§ **Exercise details**
Would you set down every entry again, exactly as written?

Saved entries:
========================================================================

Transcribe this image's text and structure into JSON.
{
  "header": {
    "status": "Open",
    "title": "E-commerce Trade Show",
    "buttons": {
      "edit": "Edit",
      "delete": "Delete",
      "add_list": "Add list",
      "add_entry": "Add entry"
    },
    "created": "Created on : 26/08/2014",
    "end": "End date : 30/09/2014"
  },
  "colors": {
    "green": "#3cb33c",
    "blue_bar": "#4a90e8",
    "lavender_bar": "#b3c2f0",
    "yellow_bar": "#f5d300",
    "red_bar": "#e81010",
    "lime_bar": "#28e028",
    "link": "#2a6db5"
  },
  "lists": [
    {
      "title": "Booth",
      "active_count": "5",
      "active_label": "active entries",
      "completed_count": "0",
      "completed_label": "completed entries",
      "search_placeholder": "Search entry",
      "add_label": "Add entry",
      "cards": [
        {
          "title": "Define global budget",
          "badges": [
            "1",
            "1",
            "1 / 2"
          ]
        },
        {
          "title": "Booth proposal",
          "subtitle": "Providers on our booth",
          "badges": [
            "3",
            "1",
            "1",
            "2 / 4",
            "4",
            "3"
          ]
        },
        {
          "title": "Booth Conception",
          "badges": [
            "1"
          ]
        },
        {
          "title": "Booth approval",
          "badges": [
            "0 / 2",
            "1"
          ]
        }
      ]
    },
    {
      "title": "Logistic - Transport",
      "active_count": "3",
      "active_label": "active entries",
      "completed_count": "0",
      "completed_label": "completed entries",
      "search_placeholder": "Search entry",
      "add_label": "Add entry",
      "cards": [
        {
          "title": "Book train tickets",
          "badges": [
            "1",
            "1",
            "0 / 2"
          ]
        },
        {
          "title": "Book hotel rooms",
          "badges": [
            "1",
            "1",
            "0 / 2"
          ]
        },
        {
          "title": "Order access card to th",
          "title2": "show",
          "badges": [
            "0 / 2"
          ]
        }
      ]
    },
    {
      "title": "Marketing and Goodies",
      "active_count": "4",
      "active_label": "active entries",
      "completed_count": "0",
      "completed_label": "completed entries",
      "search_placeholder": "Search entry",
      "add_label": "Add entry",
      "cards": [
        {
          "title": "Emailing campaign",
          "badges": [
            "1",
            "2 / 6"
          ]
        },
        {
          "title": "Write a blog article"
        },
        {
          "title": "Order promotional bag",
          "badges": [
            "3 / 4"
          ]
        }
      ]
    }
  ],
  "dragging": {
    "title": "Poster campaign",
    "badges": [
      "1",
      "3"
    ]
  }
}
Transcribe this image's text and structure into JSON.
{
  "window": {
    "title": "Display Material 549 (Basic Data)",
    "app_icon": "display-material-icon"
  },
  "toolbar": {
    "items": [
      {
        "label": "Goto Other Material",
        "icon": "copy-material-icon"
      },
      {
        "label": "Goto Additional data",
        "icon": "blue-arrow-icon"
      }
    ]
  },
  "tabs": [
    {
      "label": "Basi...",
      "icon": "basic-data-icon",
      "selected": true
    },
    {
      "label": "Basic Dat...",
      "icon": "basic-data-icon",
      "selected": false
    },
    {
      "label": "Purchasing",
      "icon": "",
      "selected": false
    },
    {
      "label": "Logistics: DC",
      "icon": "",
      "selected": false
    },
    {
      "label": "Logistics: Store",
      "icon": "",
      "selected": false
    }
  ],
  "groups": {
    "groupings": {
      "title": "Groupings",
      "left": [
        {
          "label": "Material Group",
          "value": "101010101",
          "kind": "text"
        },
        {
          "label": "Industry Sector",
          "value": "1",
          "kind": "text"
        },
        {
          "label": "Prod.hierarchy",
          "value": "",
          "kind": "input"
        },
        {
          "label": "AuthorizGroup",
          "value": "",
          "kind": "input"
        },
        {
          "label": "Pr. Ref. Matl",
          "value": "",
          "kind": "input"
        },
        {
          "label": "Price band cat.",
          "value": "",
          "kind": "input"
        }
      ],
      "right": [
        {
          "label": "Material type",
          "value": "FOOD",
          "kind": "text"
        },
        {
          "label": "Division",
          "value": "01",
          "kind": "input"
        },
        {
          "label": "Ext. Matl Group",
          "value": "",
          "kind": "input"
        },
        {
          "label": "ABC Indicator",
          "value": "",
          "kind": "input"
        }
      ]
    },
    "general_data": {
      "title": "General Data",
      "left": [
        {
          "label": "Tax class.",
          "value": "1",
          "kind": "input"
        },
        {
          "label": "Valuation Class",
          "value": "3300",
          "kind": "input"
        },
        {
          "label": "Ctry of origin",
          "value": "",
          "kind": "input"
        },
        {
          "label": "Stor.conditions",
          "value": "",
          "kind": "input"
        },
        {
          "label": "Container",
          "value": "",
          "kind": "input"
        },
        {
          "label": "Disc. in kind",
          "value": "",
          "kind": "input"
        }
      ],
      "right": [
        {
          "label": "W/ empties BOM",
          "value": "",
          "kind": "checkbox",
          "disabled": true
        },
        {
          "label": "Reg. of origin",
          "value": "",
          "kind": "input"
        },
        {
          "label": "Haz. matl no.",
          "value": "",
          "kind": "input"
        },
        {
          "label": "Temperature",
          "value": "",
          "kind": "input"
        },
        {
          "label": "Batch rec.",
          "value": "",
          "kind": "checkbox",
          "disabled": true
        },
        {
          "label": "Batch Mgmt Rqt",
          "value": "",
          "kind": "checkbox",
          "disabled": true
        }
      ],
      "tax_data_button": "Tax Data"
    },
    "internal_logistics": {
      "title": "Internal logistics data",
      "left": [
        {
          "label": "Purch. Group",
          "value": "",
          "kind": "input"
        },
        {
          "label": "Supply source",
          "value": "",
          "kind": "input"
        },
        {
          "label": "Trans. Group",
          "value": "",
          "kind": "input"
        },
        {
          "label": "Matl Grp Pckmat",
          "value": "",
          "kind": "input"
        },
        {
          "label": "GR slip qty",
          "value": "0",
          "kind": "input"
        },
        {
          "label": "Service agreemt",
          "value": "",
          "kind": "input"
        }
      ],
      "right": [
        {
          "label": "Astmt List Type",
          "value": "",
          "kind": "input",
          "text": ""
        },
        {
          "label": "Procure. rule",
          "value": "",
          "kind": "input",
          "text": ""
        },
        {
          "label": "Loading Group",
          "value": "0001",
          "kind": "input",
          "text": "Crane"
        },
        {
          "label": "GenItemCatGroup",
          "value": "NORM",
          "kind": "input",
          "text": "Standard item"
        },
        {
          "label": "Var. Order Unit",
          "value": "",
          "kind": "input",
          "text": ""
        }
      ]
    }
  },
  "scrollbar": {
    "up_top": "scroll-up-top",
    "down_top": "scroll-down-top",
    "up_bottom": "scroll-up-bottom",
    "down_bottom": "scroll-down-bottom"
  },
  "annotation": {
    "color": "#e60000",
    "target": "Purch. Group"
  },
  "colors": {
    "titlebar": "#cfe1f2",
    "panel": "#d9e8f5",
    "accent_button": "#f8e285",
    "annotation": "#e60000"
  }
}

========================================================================

§ **Completed exercise**
Transcribe this image's text and structure into JSON.
{
  "header": {
    "status": "Open",
    "title": "E-commerce Trade Show",
    "buttons": {
      "edit": "Edit",
      "delete": "Delete",
      "add_list": "Add list",
      "add_entry": "Add entry"
    },
    "created": "Created on : 26/08/2014",
    "end": "End date : 30/09/2014"
  },
  "colors": {
    "green": "#3cb33c",
    "blue_bar": "#4a90e8",
    "lavender_bar": "#b3c2f0",
    "yellow_bar": "#f5d300",
    "red_bar": "#e81010",
    "lime_bar": "#28e028",
    "link": "#2a6db5"
  },
  "lists": [
    {
      "title": "Booth",
      "active_count": "5",
      "active_label": "active entries",
      "completed_count": "0",
      "completed_label": "completed entries",
      "search_placeholder": "Search entry",
      "add_label": "Add entry",
      "cards": [
        {
          "title": "Define global budget",
          "badges": [
            "1",
            "1",
            "1 / 2"
          ]
        },
        {
          "title": "Booth proposal",
          "subtitle": "Providers on our booth",
          "badges": [
            "3",
            "1",
            "1",
            "2 / 4",
            "4",
            "3"
          ]
        },
        {
          "title": "Booth Conception",
          "badges": [
            "1"
          ]
        },
        {
          "title": "Booth approval",
          "badges": [
            "0 / 2",
            "1"
          ]
        }
      ]
    },
    {
      "title": "Logistic - Transport",
      "active_count": "3",
      "active_label": "active entries",
      "completed_count": "0",
      "completed_label": "completed entries",
      "search_placeholder": "Search entry",
      "add_label": "Add entry",
      "cards": [
        {
          "title": "Book train tickets",
          "badges": [
            "1",
            "1",
            "0 / 2"
          ]
        },
        {
          "title": "Book hotel rooms",
          "badges": [
            "1",
            "1",
            "0 / 2"
          ]
        },
        {
          "title": "Order access card to th",
          "title2": "show",
          "badges": [
            "0 / 2"
          ]
        }
      ]
    },
    {
      "title": "Marketing and Goodies",
      "active_count": "4",
      "active_label": "active entries",
      "completed_count": "0",
      "completed_label": "completed entries",
      "search_placeholder": "Search entry",
      "add_label": "Add entry",
      "cards": [
        {
          "title": "Emailing campaign",
          "badges": [
            "1",
            "2 / 6"
          ]
        },
        {
          "title": "Write a blog article"
        },
        {
          "title": "Order promotional bag",
          "badges": [
            "3 / 4"
          ]
        }
      ]
    }
  ],
  "dragging": {
    "title": "Poster campaign",
    "badges": [
      "1",
      "3"
    ]
  }
}
Transcribe this image's text and structure into JSON.
{
  "window": {
    "title": "Display Material 549 (Basic Data)",
    "app_icon": "display-material-icon"
  },
  "toolbar": {
    "items": [
      {
        "label": "Goto Other Material",
        "icon": "copy-material-icon"
      },
      {
        "label": "Goto Additional data",
        "icon": "blue-arrow-icon"
      }
    ]
  },
  "tabs": [
    {
      "label": "Basi...",
      "icon": "basic-data-icon",
      "selected": true
    },
    {
      "label": "Basic Dat...",
      "icon": "basic-data-icon",
      "selected": false
    },
    {
      "label": "Purchasing",
      "icon": "",
      "selected": false
    },
    {
      "label": "Logistics: DC",
      "icon": "",
      "selected": false
    },
    {
      "label": "Logistics: Store",
      "icon": "",
      "selected": false
    }
  ],
  "groups": {
    "groupings": {
      "title": "Groupings",
      "left": [
        {
          "label": "Material Group",
          "value": "101010101",
          "kind": "text"
        },
        {
          "label": "Industry Sector",
          "value": "1",
          "kind": "text"
        },
        {
          "label": "Prod.hierarchy",
          "value": "",
          "kind": "input"
        },
        {
          "label": "AuthorizGroup",
          "value": "",
          "kind": "input"
        },
        {
          "label": "Pr. Ref. Matl",
          "value": "",
          "kind": "input"
        },
        {
          "label": "Price band cat.",
          "value": "",
          "kind": "input"
        }
      ],
      "right": [
        {
          "label": "Material type",
          "value": "FOOD",
          "kind": "text"
        },
        {
          "label": "Division",
          "value": "01",
          "kind": "input"
        },
        {
          "label": "Ext. Matl Group",
          "value": "",
          "kind": "input"
        },
        {
          "label": "ABC Indicator",
          "value": "",
          "kind": "input"
        }
      ]
    },
    "general_data": {
      "title": "General Data",
      "left": [
        {
          "label": "Tax class.",
          "value": "1",
          "kind": "input"
        },
        {
          "label": "Valuation Class",
          "value": "3300",
          "kind": "input"
        },
        {
          "label": "Ctry of origin",
          "value": "",
          "kind": "input"
        },
        {
          "label": "Stor.conditions",
          "value": "",
          "kind": "input"
        },
        {
          "label": "Container",
          "value": "",
          "kind": "input"
        },
        {
          "label": "Disc. in kind",
          "value": "",
          "kind": "input"
        }
      ],
      "right": [
        {
          "label": "W/ empties BOM",
          "value": "",
          "kind": "checkbox",
          "disabled": true
        },
        {
          "label": "Reg. of origin",
          "value": "",
          "kind": "input"
        },
        {
          "label": "Haz. matl no.",
          "value": "",
          "kind": "input"
        },
        {
          "label": "Temperature",
          "value": "",
          "kind": "input"
        },
        {
          "label": "Batch rec.",
          "value": "",
          "kind": "checkbox",
          "disabled": true
        },
        {
          "label": "Batch Mgmt Rqt",
          "value": "",
          "kind": "checkbox",
          "disabled": true
        }
      ],
      "tax_data_button": "Tax Data"
    },
    "internal_logistics": {
      "title": "Internal logistics data",
      "left": [
        {
          "label": "Purch. Group",
          "value": "",
          "kind": "input"
        },
        {
          "label": "Supply source",
          "value": "",
          "kind": "input"
        },
        {
          "label": "Trans. Group",
          "value": "",
          "kind": "input"
        },
        {
          "label": "Matl Grp Pckmat",
          "value": "",
          "kind": "input"
        },
        {
          "label": "GR slip qty",
          "value": "0",
          "kind": "input"
        },
        {
          "label": "Service agreemt",
          "value": "",
          "kind": "input"
        }
      ],
      "right": [
        {
          "label": "Astmt List Type",
          "value": "",
          "kind": "input",
          "text": ""
        },
        {
          "label": "Procure. rule",
          "value": "",
          "kind": "input",
          "text": ""
        },
        {
          "label": "Loading Group",
          "value": "0001",
          "kind": "input",
          "text": "Crane"
        },
        {
          "label": "GenItemCatGroup",
          "value": "NORM",
          "kind": "input",
          "text": "Standard item"
        },
        {
          "label": "Var. Order Unit",
          "value": "",
          "kind": "input",
          "text": ""
        }
      ]
    }
  },
  "scrollbar": {
    "up_top": "scroll-up-top",
    "down_top": "scroll-down-top",
    "up_bottom": "scroll-up-bottom",
    "down_bottom": "scroll-down-bottom"
  },
  "annotation": {
    "color": "#e60000",
    "target": "Purch. Group"
  },
  "colors": {
    "titlebar": "#cfe1f2",
    "panel": "#d9e8f5",
    "accent_button": "#f8e285",
    "annotation": "#e60000"
  }
}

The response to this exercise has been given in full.